::: Records provided :::

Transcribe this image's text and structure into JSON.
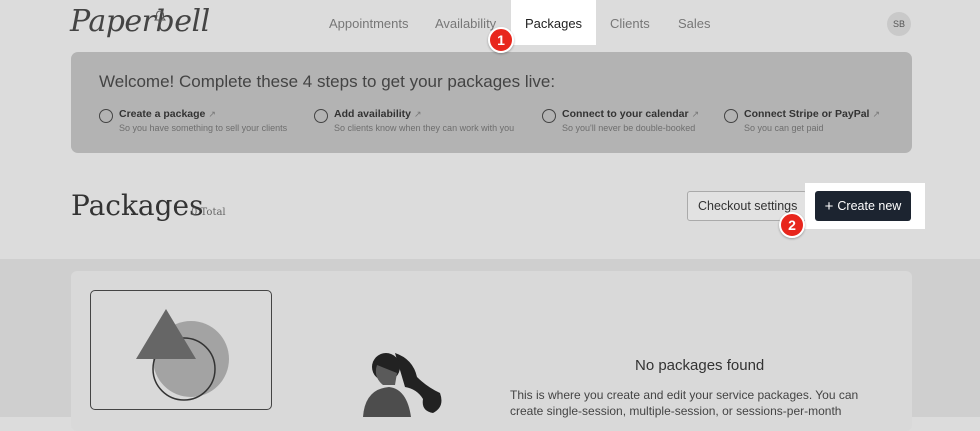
{
  "app": {
    "logo": "Paperbell"
  },
  "nav": {
    "items": [
      "Appointments",
      "Availability",
      "Packages",
      "Clients",
      "Sales"
    ],
    "active": "Packages",
    "avatar_initials": "SB"
  },
  "badges": [
    "1",
    "2"
  ],
  "welcome": {
    "title": "Welcome! Complete these 4 steps to get your packages live:",
    "steps": [
      {
        "title": "Create a package",
        "subtitle": "So you have something to sell your clients"
      },
      {
        "title": "Add availability",
        "subtitle": "So clients know when they can work with you"
      },
      {
        "title": "Connect to your calendar",
        "subtitle": "So you'll never be double-booked"
      },
      {
        "title": "Connect Stripe or PayPal",
        "subtitle": "So you can get paid"
      }
    ]
  },
  "packages": {
    "title": "Packages",
    "total": "0 Total",
    "checkout_label": "Checkout settings",
    "create_label": "Create new"
  },
  "empty": {
    "title": "No packages found",
    "description": "This is where you create and edit your service packages. You can create single-session, multiple-session, or sessions-per-month"
  },
  "icons": {
    "external": "external-link-icon",
    "plus": "plus-icon",
    "bell": "bell-icon"
  },
  "colors": {
    "primary_button": "#1c2430",
    "badge": "#e8261c",
    "card_overlay": "#b3b3b3"
  }
}
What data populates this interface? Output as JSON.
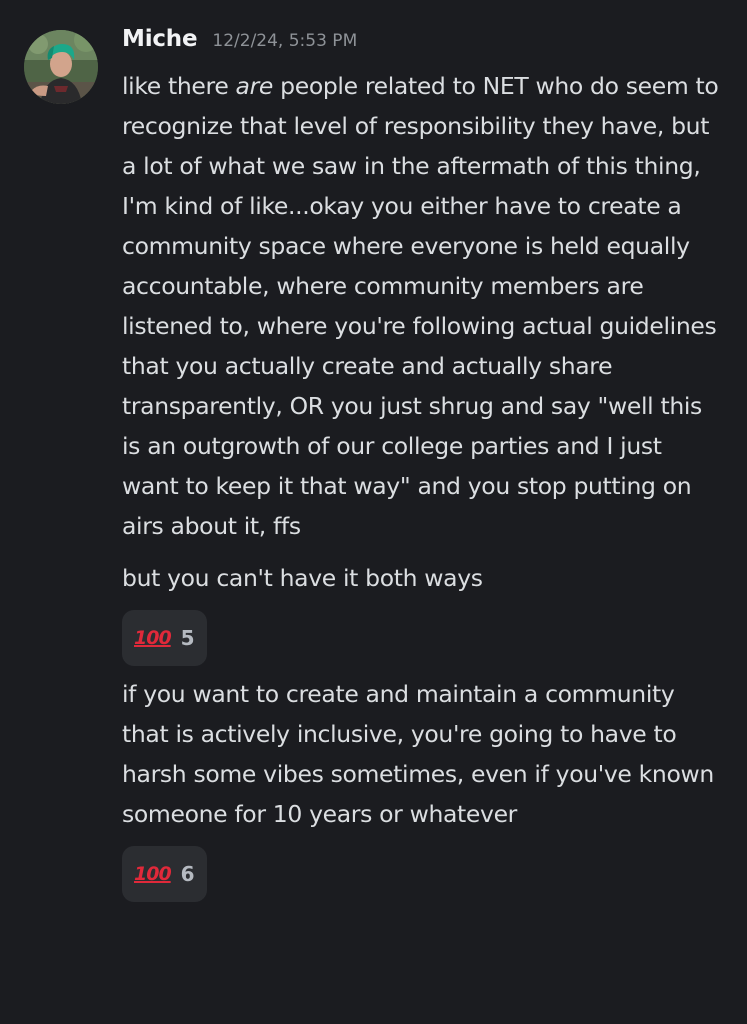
{
  "author": {
    "name": "Miche",
    "timestamp": "12/2/24, 5:53 PM"
  },
  "messages": [
    {
      "before_em": "like there ",
      "em": "are",
      "after_em": " people related to NET who do seem to recognize that level of responsibility they have, but a lot of what we saw in the aftermath of this thing, I'm kind of like...okay you either have to create a community space where everyone is held equally accountable, where community members are listened to, where you're following actual guidelines that you actually create and actually share transparently, OR you just shrug and say \"well this is an outgrowth of our college parties and I just want to keep it that way\" and you stop putting on airs about it, ffs"
    },
    {
      "text": "but you can't have it both ways",
      "reaction": {
        "emoji": "100",
        "emoji_icon": "hundred-points-icon",
        "count": "5"
      }
    },
    {
      "text": "if you want to create and maintain a community that is actively inclusive, you're going to have to harsh some vibes sometimes, even if you've known someone for 10 years or whatever",
      "reaction": {
        "emoji": "100",
        "emoji_icon": "hundred-points-icon",
        "count": "6"
      }
    }
  ],
  "colors": {
    "background": "#1b1c20",
    "text": "#dbdee1",
    "username": "#f2f3f5",
    "timestamp": "#8e9297",
    "reaction_bg": "#2b2d31",
    "emoji_red": "#e0293a"
  }
}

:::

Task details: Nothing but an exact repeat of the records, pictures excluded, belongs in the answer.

Task result:
Transcribe this image's text and structure into JSON.
{
  "app": {
    "logo": "Paperbell"
  },
  "nav": {
    "items": [
      "Appointments",
      "Availability",
      "Packages",
      "Clients",
      "Sales"
    ],
    "active": "Packages",
    "avatar_initials": "SB"
  },
  "badges": [
    "1",
    "2"
  ],
  "welcome": {
    "title": "Welcome! Complete these 4 steps to get your packages live:",
    "steps": [
      {
        "title": "Create a package",
        "subtitle": "So you have something to sell your clients"
      },
      {
        "title": "Add availability",
        "subtitle": "So clients know when they can work with you"
      },
      {
        "title": "Connect to your calendar",
        "subtitle": "So you'll never be double-booked"
      },
      {
        "title": "Connect Stripe or PayPal",
        "subtitle": "So you can get paid"
      }
    ]
  },
  "packages": {
    "title": "Packages",
    "total": "0 Total",
    "checkout_label": "Checkout settings",
    "create_label": "Create new"
  },
  "empty": {
    "title": "No packages found",
    "description": "This is where you create and edit your service packages. You can create single-session, multiple-session, or sessions-per-month"
  },
  "icons": {
    "external": "external-link-icon",
    "plus": "plus-icon",
    "bell": "bell-icon"
  },
  "colors": {
    "primary_button": "#1c2430",
    "badge": "#e8261c",
    "card_overlay": "#b3b3b3"
  }
}
What data populates this interface? Output as JSON.
{
  "author": {
    "name": "Miche",
    "timestamp": "12/2/24, 5:53 PM"
  },
  "messages": [
    {
      "before_em": "like there ",
      "em": "are",
      "after_em": " people related to NET who do seem to recognize that level of responsibility they have, but a lot of what we saw in the aftermath of this thing, I'm kind of like...okay you either have to create a community space where everyone is held equally accountable, where community members are listened to, where you're following actual guidelines that you actually create and actually share transparently, OR you just shrug and say \"well this is an outgrowth of our college parties and I just want to keep it that way\" and you stop putting on airs about it, ffs"
    },
    {
      "text": "but you can't have it both ways",
      "reaction": {
        "emoji": "100",
        "emoji_icon": "hundred-points-icon",
        "count": "5"
      }
    },
    {
      "text": "if you want to create and maintain a community that is actively inclusive, you're going to have to harsh some vibes sometimes, even if you've known someone for 10 years or whatever",
      "reaction": {
        "emoji": "100",
        "emoji_icon": "hundred-points-icon",
        "count": "6"
      }
    }
  ],
  "colors": {
    "background": "#1b1c20",
    "text": "#dbdee1",
    "username": "#f2f3f5",
    "timestamp": "#8e9297",
    "reaction_bg": "#2b2d31",
    "emoji_red": "#e0293a"
  }
}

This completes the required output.